The newest CLACLS report studies the upcoming senatorial race in Texas. Latinos in that state now are as numerous as non-Hispanic whites in the state. However, while over 62% of non-Hispanic whites voted in the 2016 presidential election, only 40% of eligible Latino voters went to the polls.
Report: Can Stacy Abrams, a black woman in a former slave state, win the next Georgia gubernatorial election? The answer is yes, but only under particular circumstances which may not be too far-fetched. This new CLACLS report, written by the Executive Director Laird W. Bergad, examines the voter registration rates for the state of Georgia and parses the electorate by race, age, and sex to assess whether Abrams has a realistic chance of winning.
Research Note: Have Puerto Ricans experienced increased voter registration rates in Florida since the November 2016 Presidential Election? Based on the latest data, there has been an increase both in the Puerto Rican population and the Hispanic voter registration rates in Florida since 2016. However, there is no conclusive evidence of a significant rise in voter registration rates among Puerto Ricans in the state.
Registration and Voting Rates by Race in Florida, Presidential Election 2016Note: Percentages are for eligible voters; citizens 18 years of age or older. Source: US Census Bureau Voting and Registration in the Election of November 2016.

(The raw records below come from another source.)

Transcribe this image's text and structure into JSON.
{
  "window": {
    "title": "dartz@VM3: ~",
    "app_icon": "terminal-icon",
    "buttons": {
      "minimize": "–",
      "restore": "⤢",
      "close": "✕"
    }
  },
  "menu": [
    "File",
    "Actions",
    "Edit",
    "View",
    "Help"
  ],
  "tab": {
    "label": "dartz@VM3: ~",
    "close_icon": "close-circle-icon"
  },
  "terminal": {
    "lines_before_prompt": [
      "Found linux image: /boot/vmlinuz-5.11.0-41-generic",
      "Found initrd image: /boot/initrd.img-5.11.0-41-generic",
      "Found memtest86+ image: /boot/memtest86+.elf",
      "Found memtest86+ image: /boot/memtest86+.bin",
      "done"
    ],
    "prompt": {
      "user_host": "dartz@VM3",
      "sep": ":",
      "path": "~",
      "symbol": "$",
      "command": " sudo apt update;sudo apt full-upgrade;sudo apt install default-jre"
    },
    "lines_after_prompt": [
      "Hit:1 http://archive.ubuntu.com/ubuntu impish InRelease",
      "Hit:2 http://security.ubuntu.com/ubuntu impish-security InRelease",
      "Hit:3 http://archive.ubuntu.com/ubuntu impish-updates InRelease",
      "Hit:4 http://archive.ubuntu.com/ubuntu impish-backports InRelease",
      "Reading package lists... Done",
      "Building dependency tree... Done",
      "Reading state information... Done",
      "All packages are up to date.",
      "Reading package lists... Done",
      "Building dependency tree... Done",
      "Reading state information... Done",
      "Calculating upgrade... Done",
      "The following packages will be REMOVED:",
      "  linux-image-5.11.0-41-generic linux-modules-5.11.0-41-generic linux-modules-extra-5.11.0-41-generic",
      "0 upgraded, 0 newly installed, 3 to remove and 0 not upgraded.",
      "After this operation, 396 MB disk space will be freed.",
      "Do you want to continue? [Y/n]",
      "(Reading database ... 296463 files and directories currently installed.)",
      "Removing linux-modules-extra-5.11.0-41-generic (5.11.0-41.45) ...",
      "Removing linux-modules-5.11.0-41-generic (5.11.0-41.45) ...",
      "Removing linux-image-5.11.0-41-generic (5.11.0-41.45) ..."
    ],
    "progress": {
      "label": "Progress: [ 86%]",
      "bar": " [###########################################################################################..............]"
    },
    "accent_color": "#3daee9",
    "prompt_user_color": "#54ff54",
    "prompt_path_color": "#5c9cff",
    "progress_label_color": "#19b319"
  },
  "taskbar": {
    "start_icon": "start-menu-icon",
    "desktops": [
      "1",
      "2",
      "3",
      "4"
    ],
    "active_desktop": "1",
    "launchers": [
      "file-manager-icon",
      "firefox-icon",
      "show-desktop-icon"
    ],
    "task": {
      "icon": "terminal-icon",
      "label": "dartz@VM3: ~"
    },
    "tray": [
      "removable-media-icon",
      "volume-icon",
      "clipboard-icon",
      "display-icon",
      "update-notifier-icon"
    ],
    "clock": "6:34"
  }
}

NEW YORK, September 24, 2018—The Graduate Center of The City University of New York’s Center for Latin American, Caribbean and Latino Studies (CLACLS) has released a report on the feasibility of Florida gubernatorial candidate Andrew Gillum winning in the general election. Gillum is the first African-American to be nominated by a major party for the state’s top executive office. Among the keys findings, the report shows that if Democratic constituencies register by the rapidly approaching October 9 deadline and turn out to vote at higher rates than in November 2016 Gillum has a realistic chance of making history.
CLACLS welcomes new Associate Director, Dr. Victoria Stone-Cadena. Dr. Stone-Cadena joins us from CUNY Central where she directed the CUNY Mellon Faculty Diversity Initiative (CFDI) in collaboration with University Dean Arlene Torres. She holds a doctorate in Cultural Anthropology from the CUNY Graduate Center and returns to the CLACLS where she previously worked as Director of Communications. Learn more here.
CLACLS announces the Miranda Family Fellowship for the Study of Puerto Rican Migration to and Communities in the United States. For application information click here.